Of course, this sequel also aimed to evoke nostalgic feelings in "Top Gun" fans. The intros are almost identical, Kenny Loggins still gives you goosebumps with "Danger Zone" and of course Cruise drives up to the hangar in the sunset on his motorbike in old gear. And while Rooster sat on the piano as a young boy while his father and Maverick partied to Jerry Lee Lewis' "Great Balls of Fire", it is now he who hammers the keys to the delight of his trainee colleagues in the local pub. Apparently he not only inherited his father's taste in mustaches, aviator sunglasses and shirts, but also his musical talent. At this sight, even a Maverick gets very sentimental from time to time.
Like the first "Top Gun" part, "Maverick" - this time enhanced by the music of Hans Zimmer - is full of pathos and a passion for aviation and fatherland that only Hollywood can muster. Or, to paraphrase Pete "Maverick" Mitchell, "It's not what I am. It's who I am!" The action film is a thoroughly successful homage to the original by director Tony Scott, who died in 2012.
Despite the rather superficial story, it has even more to offer and surpasses its predecessor on many levels: the aerial action sequences are much more exciting and compelling than in the first part and cry out to be seen on a big screen. The camera work and the sound are breathtaking, giving you the feeling of really being in the cockpit.
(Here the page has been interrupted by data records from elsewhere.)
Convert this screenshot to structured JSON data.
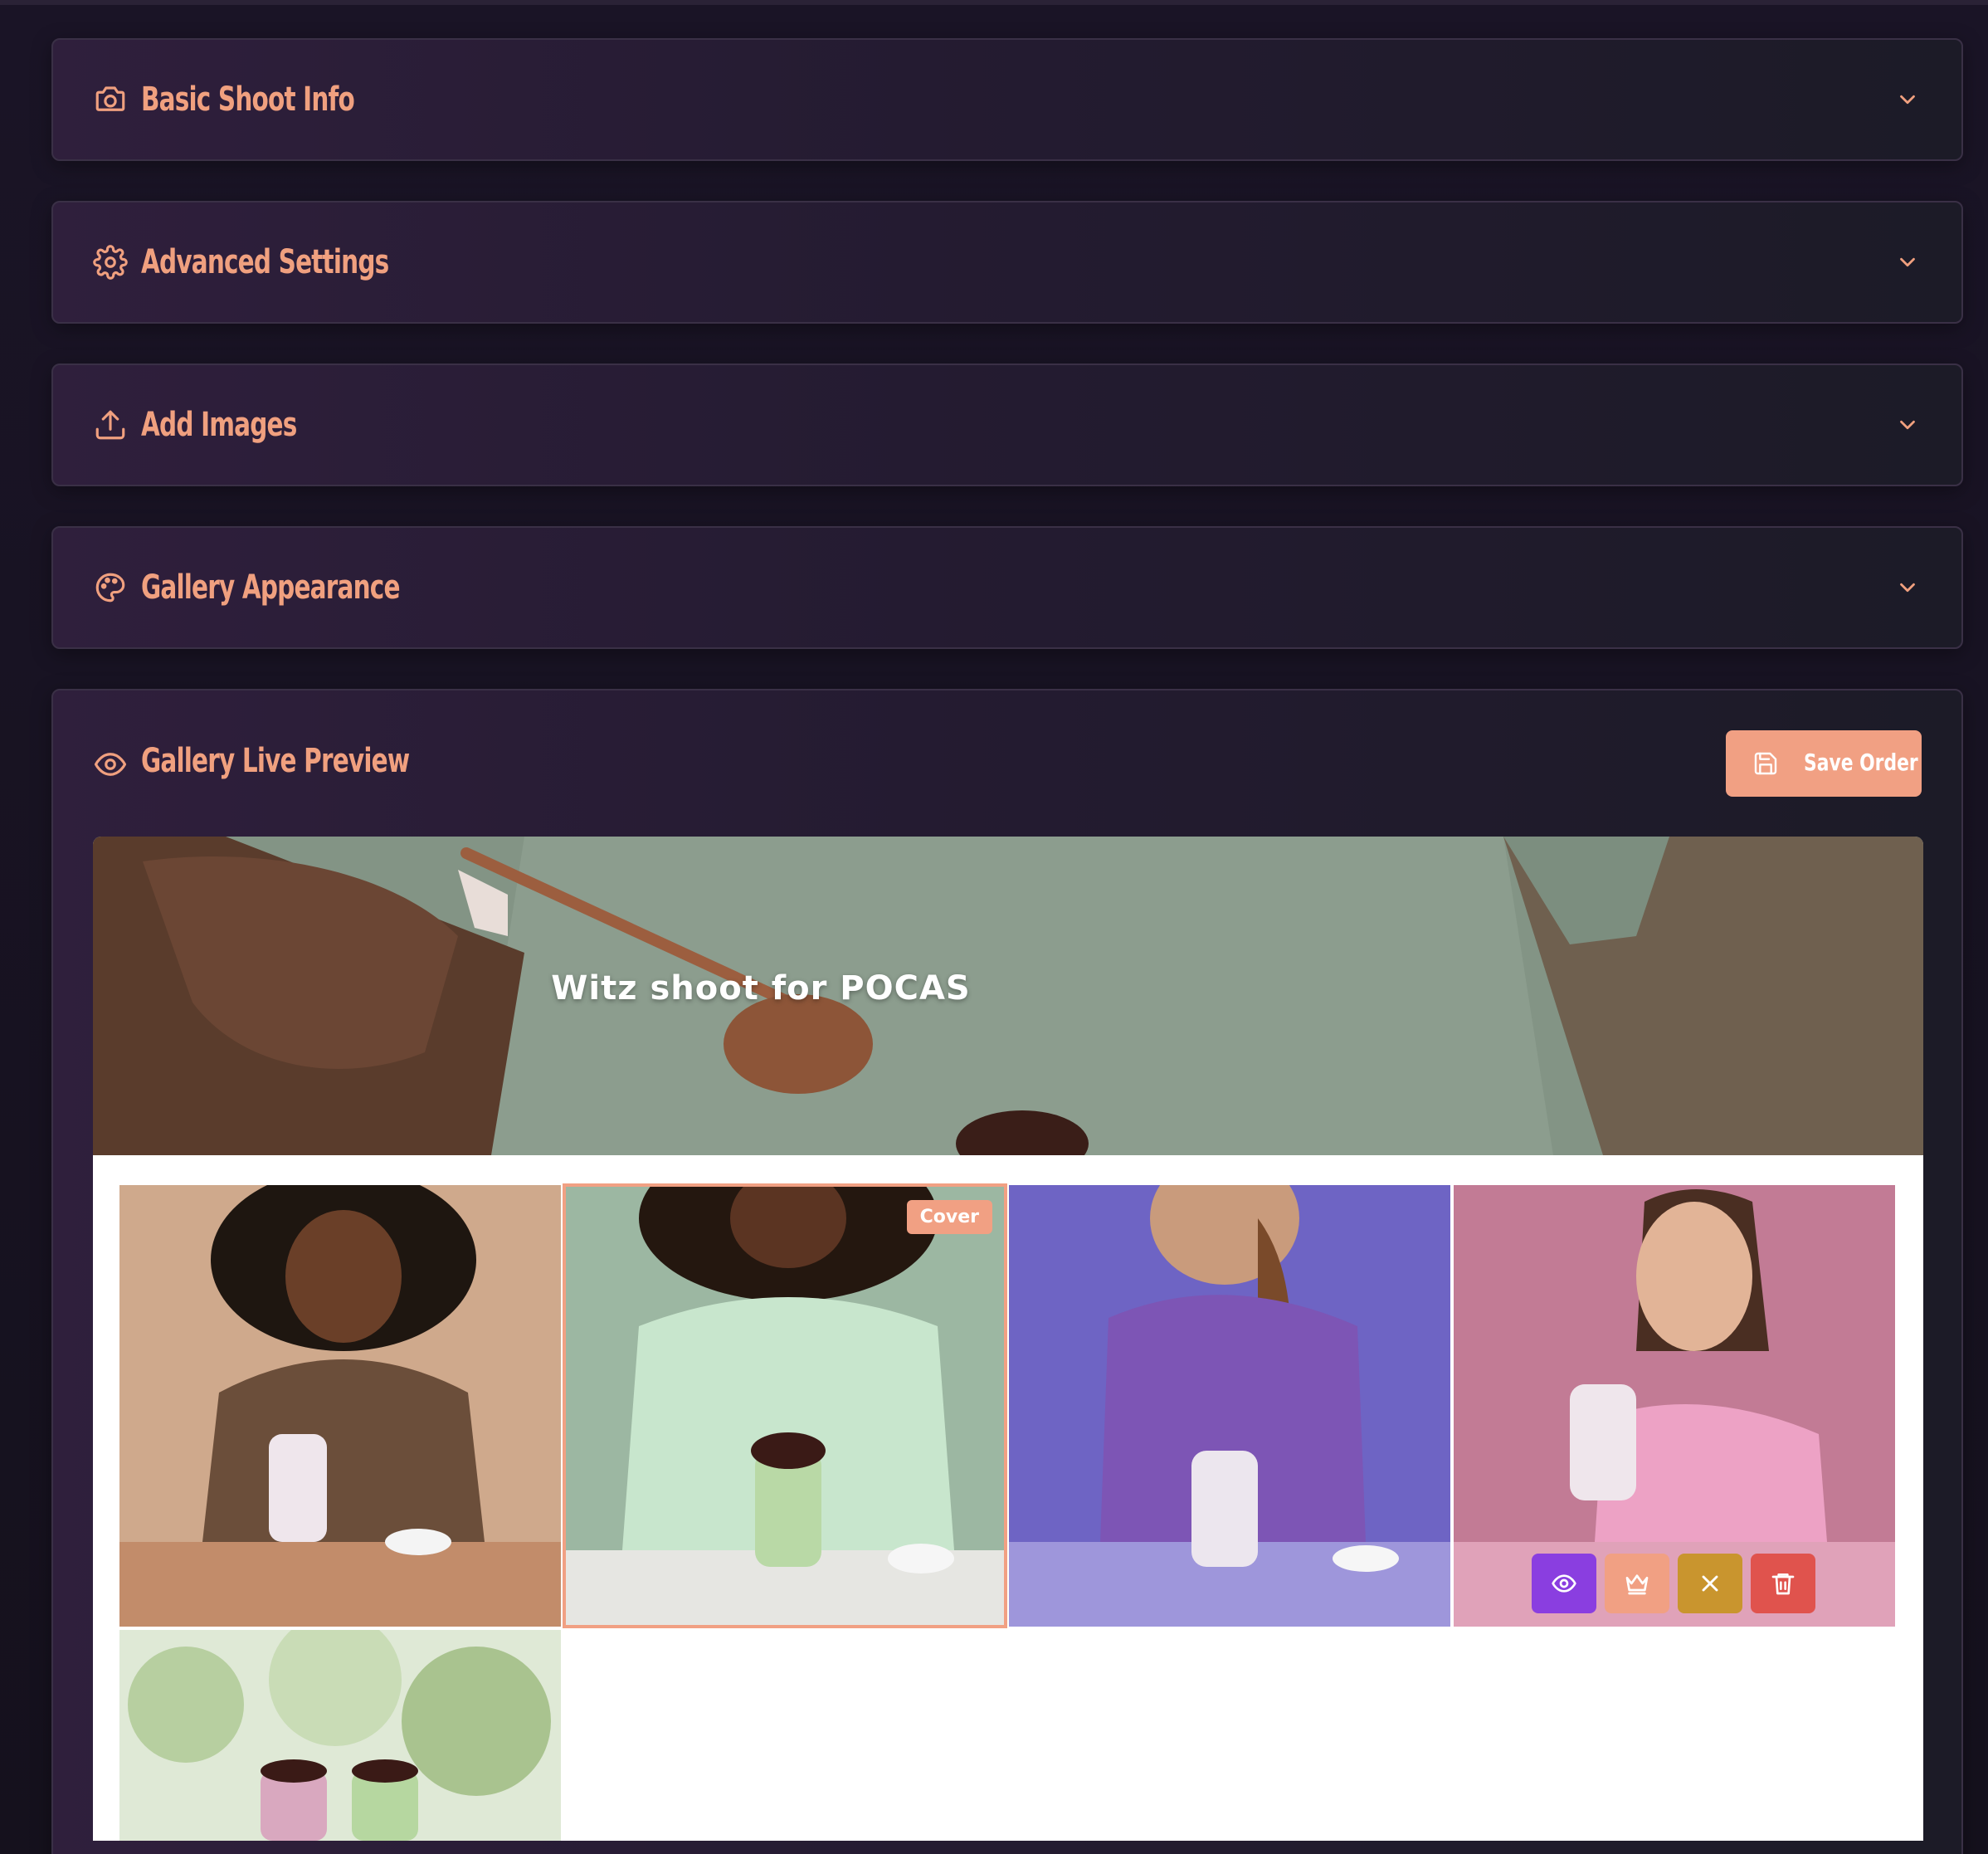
{
  "sections": [
    {
      "title": "Basic Shoot Info",
      "icon": "camera-icon"
    },
    {
      "title": "Advanced Settings",
      "icon": "gear-icon"
    },
    {
      "title": "Add Images",
      "icon": "upload-icon"
    },
    {
      "title": "Gallery Appearance",
      "icon": "palette-icon"
    }
  ],
  "preview": {
    "title": "Gallery Live Preview",
    "icon": "eye-icon",
    "save_label": "Save Order",
    "hero_title": "Witz shoot for POCAS",
    "cover_badge": "Cover",
    "images": [
      {
        "description_icon": "photo-woman-brown-top"
      },
      {
        "description_icon": "photo-woman-green-top",
        "is_cover": true
      },
      {
        "description_icon": "photo-woman-purple-top"
      },
      {
        "description_icon": "photo-woman-pink-top"
      },
      {
        "description_icon": "photo-two-drinks-outdoor"
      }
    ],
    "image_actions": [
      "view-icon",
      "crown-icon",
      "close-icon",
      "trash-icon"
    ]
  },
  "colors": {
    "accent": "#f1a083",
    "action_view": "#8a3ee0",
    "action_cover": "#f1a083",
    "action_hide": "#c9952e",
    "action_delete": "#e0534d"
  }
}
This is not only because director Joseph Kosinski did a great job on his fourth feature film, but also because the actors had to go through intensive flight training and flew real airplanes during the shooting. "Top Gun: Maverick" is not only worth seeing for fans of the cult film.
"Top Gun: Maverick" is now in German cinemas.